Cohabitation is the phrase used to describe couples who live together without getting married. The number of couples choosing to do this has increased over the years. However, what happens to the property if the relationship breaks down?
When an unmarried couple separates, the law on finances is very different than if the couple were married. There is a common misconception that couples who have lived together are common law husband and wife. This is incorrect.
Following the end of a relationship, the biggest issue tends to be what should happen to the property. If the property is owned jointly then the equity should be divided equally. If this is not the case then some of the main issues that will be considered are:

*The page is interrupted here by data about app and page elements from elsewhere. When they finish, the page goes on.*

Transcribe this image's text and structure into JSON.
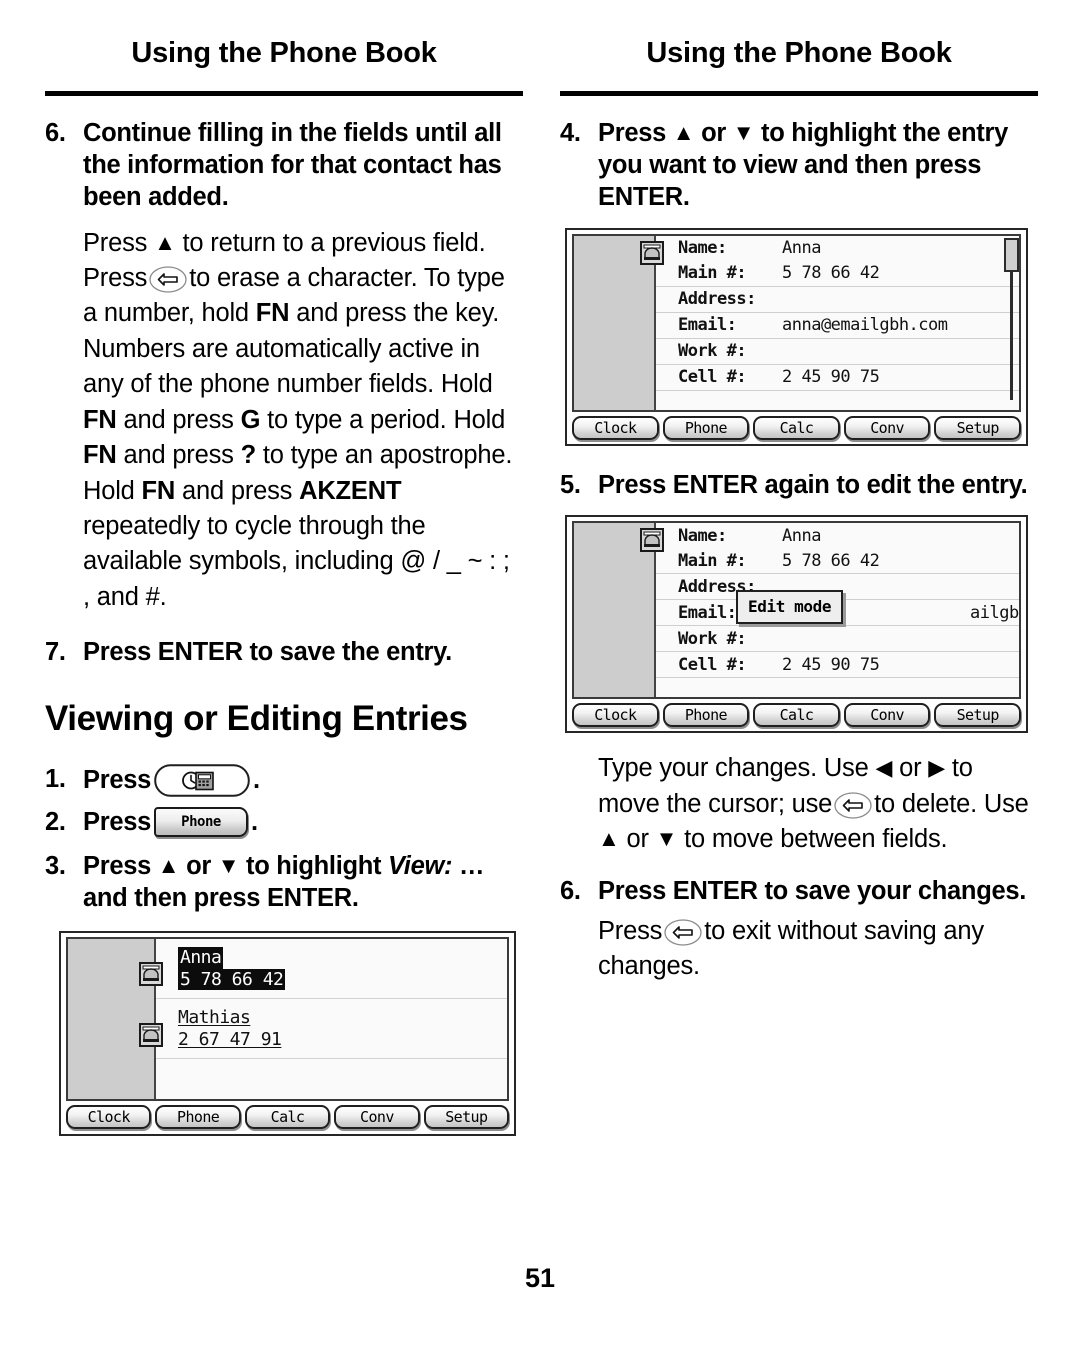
{
  "page": {
    "number": "51"
  },
  "left_column": {
    "running_head": "Using the Phone Book",
    "step6": {
      "num": "6.",
      "text": "Continue filling in the fields until all the information for that contact has been added."
    },
    "body1": {
      "p1": "Press",
      "p2": "to return to a previous field. Press",
      "p3": "to erase a character. To type a number, hold",
      "b_fn1": "FN",
      "p4": "and press the key. Numbers are automatically active in any of the phone number fields. Hold",
      "b_fn2": "FN",
      "p5": "and press",
      "b_g": "G",
      "p6": "to type a period. Hold",
      "b_fn3": "FN",
      "p7": "and press",
      "b_q": "?",
      "p8": "to type an apostrophe. Hold",
      "b_fn4": "FN",
      "p9": "and press",
      "b_akzent": "AKZENT",
      "p10": "repeatedly to cycle through the available symbols, including @ / _ ~ : ; , and #."
    },
    "step7": {
      "num": "7.",
      "text": "Press ENTER to save the entry."
    },
    "section_heading": "Viewing or Editing Entries",
    "step1": {
      "num": "1.",
      "label": "Press",
      "key": "organizer-key",
      "period": "."
    },
    "step2": {
      "num": "2.",
      "label": "Press",
      "key_label": "Phone",
      "period": "."
    },
    "step3": {
      "num": "3.",
      "pre": "Press",
      "or": "or",
      "mid": "to highlight",
      "italic": "View:",
      "post": "… and then press ENTER."
    },
    "lcd_list": {
      "rows": [
        {
          "name": "Anna",
          "number": "5 78 66 42",
          "state": "highlighted",
          "icon": "phone-icon"
        },
        {
          "name": "Mathias",
          "number": "2 67 47 91",
          "state": "underlined",
          "icon": "phone-icon"
        },
        {
          "name": "",
          "number": "",
          "state": "empty",
          "icon": ""
        }
      ],
      "tabs": [
        "Clock",
        "Phone",
        "Calc",
        "Conv",
        "Setup"
      ]
    }
  },
  "right_column": {
    "running_head": "Using the Phone Book",
    "step4": {
      "num": "4.",
      "pre": "Press",
      "or": "or",
      "post": "to highlight the entry you want to view and then press ENTER."
    },
    "lcd_view": {
      "fields": [
        {
          "label": "Name:",
          "value": "Anna"
        },
        {
          "label": "Main #:",
          "value": "5 78 66 42"
        },
        {
          "label": "Address:",
          "value": ""
        },
        {
          "label": "Email:",
          "value": "anna@emailgbh.com"
        },
        {
          "label": "Work #:",
          "value": ""
        },
        {
          "label": "Cell #:",
          "value": "2 45 90 75"
        }
      ],
      "icon": "phone-icon",
      "tabs": [
        "Clock",
        "Phone",
        "Calc",
        "Conv",
        "Setup"
      ]
    },
    "step5": {
      "num": "5.",
      "text": "Press ENTER again to edit the entry."
    },
    "lcd_edit": {
      "fields": [
        {
          "label": "Name:",
          "value": "Anna"
        },
        {
          "label": "Main #:",
          "value": "5 78 66 42"
        },
        {
          "label": "Address:",
          "value": ""
        },
        {
          "label": "Email:",
          "value": "ailgbh.com"
        },
        {
          "label": "Work #:",
          "value": ""
        },
        {
          "label": "Cell #:",
          "value": "2 45 90 75"
        }
      ],
      "tooltip": "Edit mode",
      "icon": "phone-icon",
      "tabs": [
        "Clock",
        "Phone",
        "Calc",
        "Conv",
        "Setup"
      ]
    },
    "body2": {
      "p1": "Type your changes. Use",
      "or1": "or",
      "p2": "to move the cursor; use",
      "p3": "to delete. Use",
      "or2": "or",
      "p4": "to move between fields."
    },
    "step6": {
      "num": "6.",
      "text": "Press ENTER to save your changes."
    },
    "body3": {
      "p1": "Press",
      "p2": "to exit without saving any changes."
    }
  },
  "glyphs": {
    "up": "▲",
    "down": "▼",
    "left": "◀",
    "right": "▶"
  }
}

- The intention of the parties when the property was purchased
- The purpose of the property when it was purchased
- The welfare of any children living in the property
- Any mortgage or other claim on the property

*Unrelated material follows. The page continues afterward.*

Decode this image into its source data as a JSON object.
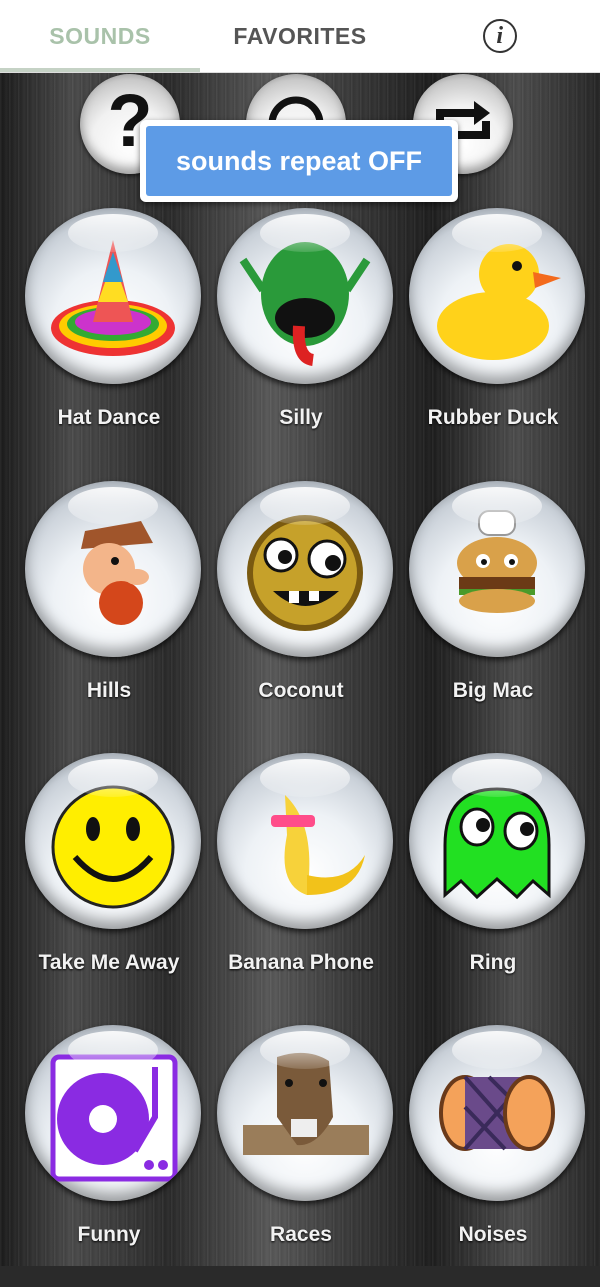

This is a complex area of law and it is advisable to seek legal advice at the earliest opportunity following separation.
If you would like further information or to talk to one of our team of family lawyers at Wrigley Claydon please call us on 0161 624 6811.

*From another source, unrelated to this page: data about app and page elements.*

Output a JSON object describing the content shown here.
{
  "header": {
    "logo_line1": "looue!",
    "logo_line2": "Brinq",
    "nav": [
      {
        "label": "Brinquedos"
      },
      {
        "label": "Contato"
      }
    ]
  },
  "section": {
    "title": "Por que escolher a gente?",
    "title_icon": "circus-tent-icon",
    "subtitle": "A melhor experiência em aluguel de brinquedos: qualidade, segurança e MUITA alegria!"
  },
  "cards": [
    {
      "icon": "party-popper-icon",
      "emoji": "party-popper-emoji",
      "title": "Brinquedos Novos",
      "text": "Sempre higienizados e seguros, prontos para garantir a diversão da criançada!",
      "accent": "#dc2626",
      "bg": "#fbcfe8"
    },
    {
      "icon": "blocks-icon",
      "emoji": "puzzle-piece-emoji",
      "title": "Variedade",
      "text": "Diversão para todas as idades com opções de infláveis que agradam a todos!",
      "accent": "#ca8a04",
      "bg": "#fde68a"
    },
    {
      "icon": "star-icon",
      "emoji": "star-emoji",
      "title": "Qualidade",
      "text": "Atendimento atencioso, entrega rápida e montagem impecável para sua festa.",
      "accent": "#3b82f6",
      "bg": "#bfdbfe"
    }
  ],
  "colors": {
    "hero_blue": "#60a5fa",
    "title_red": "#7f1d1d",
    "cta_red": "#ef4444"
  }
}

Please refer to their individual profiles to see their respective areas of expertise: Rhona Royle, Terri Pickup supported by their secretary, Jill Foster